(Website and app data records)
+++

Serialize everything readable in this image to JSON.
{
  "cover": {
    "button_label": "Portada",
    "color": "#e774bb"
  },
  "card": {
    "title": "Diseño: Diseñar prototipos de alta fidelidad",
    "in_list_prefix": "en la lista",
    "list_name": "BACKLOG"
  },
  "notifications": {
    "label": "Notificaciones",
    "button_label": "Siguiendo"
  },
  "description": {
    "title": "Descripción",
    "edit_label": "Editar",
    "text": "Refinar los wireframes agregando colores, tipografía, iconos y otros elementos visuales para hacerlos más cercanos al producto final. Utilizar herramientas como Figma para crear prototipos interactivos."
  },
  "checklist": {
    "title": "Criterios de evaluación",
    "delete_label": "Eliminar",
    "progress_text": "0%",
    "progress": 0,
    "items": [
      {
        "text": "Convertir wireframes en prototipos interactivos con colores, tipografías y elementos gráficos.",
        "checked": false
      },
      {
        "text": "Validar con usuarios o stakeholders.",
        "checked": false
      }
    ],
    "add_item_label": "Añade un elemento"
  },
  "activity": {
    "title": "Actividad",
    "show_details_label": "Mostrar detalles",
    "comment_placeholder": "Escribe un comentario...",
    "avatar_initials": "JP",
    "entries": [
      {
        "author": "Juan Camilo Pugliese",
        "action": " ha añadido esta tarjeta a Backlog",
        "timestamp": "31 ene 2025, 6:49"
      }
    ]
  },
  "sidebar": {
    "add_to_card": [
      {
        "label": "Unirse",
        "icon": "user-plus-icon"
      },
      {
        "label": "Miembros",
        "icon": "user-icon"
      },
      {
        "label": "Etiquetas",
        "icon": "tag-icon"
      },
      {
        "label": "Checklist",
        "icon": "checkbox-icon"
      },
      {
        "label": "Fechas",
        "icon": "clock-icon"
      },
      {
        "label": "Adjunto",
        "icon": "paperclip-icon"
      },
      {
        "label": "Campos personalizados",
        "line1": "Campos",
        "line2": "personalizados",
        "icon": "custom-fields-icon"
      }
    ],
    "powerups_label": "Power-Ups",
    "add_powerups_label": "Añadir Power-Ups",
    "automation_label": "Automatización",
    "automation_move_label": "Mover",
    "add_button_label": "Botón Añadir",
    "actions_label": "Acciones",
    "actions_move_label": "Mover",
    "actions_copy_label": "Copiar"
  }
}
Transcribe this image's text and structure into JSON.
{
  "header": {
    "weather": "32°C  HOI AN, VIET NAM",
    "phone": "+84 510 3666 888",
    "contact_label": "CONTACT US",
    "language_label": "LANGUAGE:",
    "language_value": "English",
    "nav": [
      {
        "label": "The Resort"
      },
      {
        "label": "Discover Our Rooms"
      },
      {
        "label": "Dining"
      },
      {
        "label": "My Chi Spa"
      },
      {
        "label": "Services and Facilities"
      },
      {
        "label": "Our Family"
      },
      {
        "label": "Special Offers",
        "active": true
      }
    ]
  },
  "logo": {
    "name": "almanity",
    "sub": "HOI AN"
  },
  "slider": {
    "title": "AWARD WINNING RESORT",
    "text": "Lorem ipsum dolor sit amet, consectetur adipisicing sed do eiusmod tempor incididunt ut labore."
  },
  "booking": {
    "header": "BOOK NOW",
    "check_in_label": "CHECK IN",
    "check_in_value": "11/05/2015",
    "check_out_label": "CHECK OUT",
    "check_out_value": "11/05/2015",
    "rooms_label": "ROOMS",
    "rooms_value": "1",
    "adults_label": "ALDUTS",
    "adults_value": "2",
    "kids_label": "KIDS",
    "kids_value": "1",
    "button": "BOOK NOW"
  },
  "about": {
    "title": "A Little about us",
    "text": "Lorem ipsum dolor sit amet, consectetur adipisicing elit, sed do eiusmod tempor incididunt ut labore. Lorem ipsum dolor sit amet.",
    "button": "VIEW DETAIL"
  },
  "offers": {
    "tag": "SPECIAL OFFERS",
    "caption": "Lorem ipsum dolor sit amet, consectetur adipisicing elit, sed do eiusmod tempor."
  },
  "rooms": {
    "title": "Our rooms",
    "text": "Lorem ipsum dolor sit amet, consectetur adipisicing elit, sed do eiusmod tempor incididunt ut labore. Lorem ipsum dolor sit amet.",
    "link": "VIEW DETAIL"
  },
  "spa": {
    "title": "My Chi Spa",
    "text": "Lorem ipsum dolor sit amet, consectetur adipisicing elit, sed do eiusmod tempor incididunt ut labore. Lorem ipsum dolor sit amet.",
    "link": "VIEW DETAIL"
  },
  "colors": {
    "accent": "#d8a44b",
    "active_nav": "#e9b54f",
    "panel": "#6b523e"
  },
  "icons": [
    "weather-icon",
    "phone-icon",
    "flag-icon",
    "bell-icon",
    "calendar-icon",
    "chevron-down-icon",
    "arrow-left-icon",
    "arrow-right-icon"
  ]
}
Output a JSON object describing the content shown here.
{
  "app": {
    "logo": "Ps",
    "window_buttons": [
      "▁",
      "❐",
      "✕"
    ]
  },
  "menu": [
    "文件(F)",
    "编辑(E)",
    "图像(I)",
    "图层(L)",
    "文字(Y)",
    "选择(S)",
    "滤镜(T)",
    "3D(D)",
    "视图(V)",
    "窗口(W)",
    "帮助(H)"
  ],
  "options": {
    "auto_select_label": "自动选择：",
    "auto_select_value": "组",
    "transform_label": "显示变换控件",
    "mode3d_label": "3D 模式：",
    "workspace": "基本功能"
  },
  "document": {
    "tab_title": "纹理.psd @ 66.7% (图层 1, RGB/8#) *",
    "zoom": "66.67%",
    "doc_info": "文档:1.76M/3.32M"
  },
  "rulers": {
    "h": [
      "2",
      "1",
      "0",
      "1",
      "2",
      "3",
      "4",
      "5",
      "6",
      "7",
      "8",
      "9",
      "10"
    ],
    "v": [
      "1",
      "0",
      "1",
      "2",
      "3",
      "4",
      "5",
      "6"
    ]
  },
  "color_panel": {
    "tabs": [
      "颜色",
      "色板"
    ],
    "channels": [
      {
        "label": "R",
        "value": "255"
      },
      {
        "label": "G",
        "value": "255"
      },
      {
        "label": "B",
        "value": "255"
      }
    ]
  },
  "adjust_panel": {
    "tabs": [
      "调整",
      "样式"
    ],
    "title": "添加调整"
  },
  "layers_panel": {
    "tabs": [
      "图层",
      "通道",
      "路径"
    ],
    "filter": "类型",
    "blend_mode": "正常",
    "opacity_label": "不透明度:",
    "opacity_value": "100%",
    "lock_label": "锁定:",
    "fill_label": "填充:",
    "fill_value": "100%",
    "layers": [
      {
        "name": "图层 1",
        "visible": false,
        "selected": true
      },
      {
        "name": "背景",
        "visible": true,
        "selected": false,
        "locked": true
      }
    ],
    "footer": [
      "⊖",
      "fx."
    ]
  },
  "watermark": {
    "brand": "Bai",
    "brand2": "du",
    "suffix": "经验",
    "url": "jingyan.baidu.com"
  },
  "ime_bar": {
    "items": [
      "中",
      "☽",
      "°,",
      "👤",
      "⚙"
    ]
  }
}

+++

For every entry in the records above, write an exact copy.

Serialize everything readable in this image to JSON.
{
  "cover": {
    "button_label": "Portada",
    "color": "#e774bb"
  },
  "card": {
    "title": "Diseño: Diseñar prototipos de alta fidelidad",
    "in_list_prefix": "en la lista",
    "list_name": "BACKLOG"
  },
  "notifications": {
    "label": "Notificaciones",
    "button_label": "Siguiendo"
  },
  "description": {
    "title": "Descripción",
    "edit_label": "Editar",
    "text": "Refinar los wireframes agregando colores, tipografía, iconos y otros elementos visuales para hacerlos más cercanos al producto final. Utilizar herramientas como Figma para crear prototipos interactivos."
  },
  "checklist": {
    "title": "Criterios de evaluación",
    "delete_label": "Eliminar",
    "progress_text": "0%",
    "progress": 0,
    "items": [
      {
        "text": "Convertir wireframes en prototipos interactivos con colores, tipografías y elementos gráficos.",
        "checked": false
      },
      {
        "text": "Validar con usuarios o stakeholders.",
        "checked": false
      }
    ],
    "add_item_label": "Añade un elemento"
  },
  "activity": {
    "title": "Actividad",
    "show_details_label": "Mostrar detalles",
    "comment_placeholder": "Escribe un comentario...",
    "avatar_initials": "JP",
    "entries": [
      {
        "author": "Juan Camilo Pugliese",
        "action": " ha añadido esta tarjeta a Backlog",
        "timestamp": "31 ene 2025, 6:49"
      }
    ]
  },
  "sidebar": {
    "add_to_card": [
      {
        "label": "Unirse",
        "icon": "user-plus-icon"
      },
      {
        "label": "Miembros",
        "icon": "user-icon"
      },
      {
        "label": "Etiquetas",
        "icon": "tag-icon"
      },
      {
        "label": "Checklist",
        "icon": "checkbox-icon"
      },
      {
        "label": "Fechas",
        "icon": "clock-icon"
      },
      {
        "label": "Adjunto",
        "icon": "paperclip-icon"
      },
      {
        "label": "Campos personalizados",
        "line1": "Campos",
        "line2": "personalizados",
        "icon": "custom-fields-icon"
      }
    ],
    "powerups_label": "Power-Ups",
    "add_powerups_label": "Añadir Power-Ups",
    "automation_label": "Automatización",
    "automation_move_label": "Mover",
    "add_button_label": "Botón Añadir",
    "actions_label": "Acciones",
    "actions_move_label": "Mover",
    "actions_copy_label": "Copiar"
  }
}
Transcribe this image's text and structure into JSON.
{
  "header": {
    "weather": "32°C  HOI AN, VIET NAM",
    "phone": "+84 510 3666 888",
    "contact_label": "CONTACT US",
    "language_label": "LANGUAGE:",
    "language_value": "English",
    "nav": [
      {
        "label": "The Resort"
      },
      {
        "label": "Discover Our Rooms"
      },
      {
        "label": "Dining"
      },
      {
        "label": "My Chi Spa"
      },
      {
        "label": "Services and Facilities"
      },
      {
        "label": "Our Family"
      },
      {
        "label": "Special Offers",
        "active": true
      }
    ]
  },
  "logo": {
    "name": "almanity",
    "sub": "HOI AN"
  },
  "slider": {
    "title": "AWARD WINNING RESORT",
    "text": "Lorem ipsum dolor sit amet, consectetur adipisicing sed do eiusmod tempor incididunt ut labore."
  },
  "booking": {
    "header": "BOOK NOW",
    "check_in_label": "CHECK IN",
    "check_in_value": "11/05/2015",
    "check_out_label": "CHECK OUT",
    "check_out_value": "11/05/2015",
    "rooms_label": "ROOMS",
    "rooms_value": "1",
    "adults_label": "ALDUTS",
    "adults_value": "2",
    "kids_label": "KIDS",
    "kids_value": "1",
    "button": "BOOK NOW"
  },
  "about": {
    "title": "A Little about us",
    "text": "Lorem ipsum dolor sit amet, consectetur adipisicing elit, sed do eiusmod tempor incididunt ut labore. Lorem ipsum dolor sit amet.",
    "button": "VIEW DETAIL"
  },
  "offers": {
    "tag": "SPECIAL OFFERS",
    "caption": "Lorem ipsum dolor sit amet, consectetur adipisicing elit, sed do eiusmod tempor."
  },
  "rooms": {
    "title": "Our rooms",
    "text": "Lorem ipsum dolor sit amet, consectetur adipisicing elit, sed do eiusmod tempor incididunt ut labore. Lorem ipsum dolor sit amet.",
    "link": "VIEW DETAIL"
  },
  "spa": {
    "title": "My Chi Spa",
    "text": "Lorem ipsum dolor sit amet, consectetur adipisicing elit, sed do eiusmod tempor incididunt ut labore. Lorem ipsum dolor sit amet.",
    "link": "VIEW DETAIL"
  },
  "colors": {
    "accent": "#d8a44b",
    "active_nav": "#e9b54f",
    "panel": "#6b523e"
  },
  "icons": [
    "weather-icon",
    "phone-icon",
    "flag-icon",
    "bell-icon",
    "calendar-icon",
    "chevron-down-icon",
    "arrow-left-icon",
    "arrow-right-icon"
  ]
}
Output a JSON object describing the content shown here.
{
  "app": {
    "logo": "Ps",
    "window_buttons": [
      "▁",
      "❐",
      "✕"
    ]
  },
  "menu": [
    "文件(F)",
    "编辑(E)",
    "图像(I)",
    "图层(L)",
    "文字(Y)",
    "选择(S)",
    "滤镜(T)",
    "3D(D)",
    "视图(V)",
    "窗口(W)",
    "帮助(H)"
  ],
  "options": {
    "auto_select_label": "自动选择：",
    "auto_select_value": "组",
    "transform_label": "显示变换控件",
    "mode3d_label": "3D 模式：",
    "workspace": "基本功能"
  },
  "document": {
    "tab_title": "纹理.psd @ 66.7% (图层 1, RGB/8#) *",
    "zoom": "66.67%",
    "doc_info": "文档:1.76M/3.32M"
  },
  "rulers": {
    "h": [
      "2",
      "1",
      "0",
      "1",
      "2",
      "3",
      "4",
      "5",
      "6",
      "7",
      "8",
      "9",
      "10"
    ],
    "v": [
      "1",
      "0",
      "1",
      "2",
      "3",
      "4",
      "5",
      "6"
    ]
  },
  "color_panel": {
    "tabs": [
      "颜色",
      "色板"
    ],
    "channels": [
      {
        "label": "R",
        "value": "255"
      },
      {
        "label": "G",
        "value": "255"
      },
      {
        "label": "B",
        "value": "255"
      }
    ]
  },
  "adjust_panel": {
    "tabs": [
      "调整",
      "样式"
    ],
    "title": "添加调整"
  },
  "layers_panel": {
    "tabs": [
      "图层",
      "通道",
      "路径"
    ],
    "filter": "类型",
    "blend_mode": "正常",
    "opacity_label": "不透明度:",
    "opacity_value": "100%",
    "lock_label": "锁定:",
    "fill_label": "填充:",
    "fill_value": "100%",
    "layers": [
      {
        "name": "图层 1",
        "visible": false,
        "selected": true
      },
      {
        "name": "背景",
        "visible": true,
        "selected": false,
        "locked": true
      }
    ],
    "footer": [
      "⊖",
      "fx."
    ]
  },
  "watermark": {
    "brand": "Bai",
    "brand2": "du",
    "suffix": "经验",
    "url": "jingyan.baidu.com"
  },
  "ime_bar": {
    "items": [
      "中",
      "☽",
      "°,",
      "👤",
      "⚙"
    ]
  }
}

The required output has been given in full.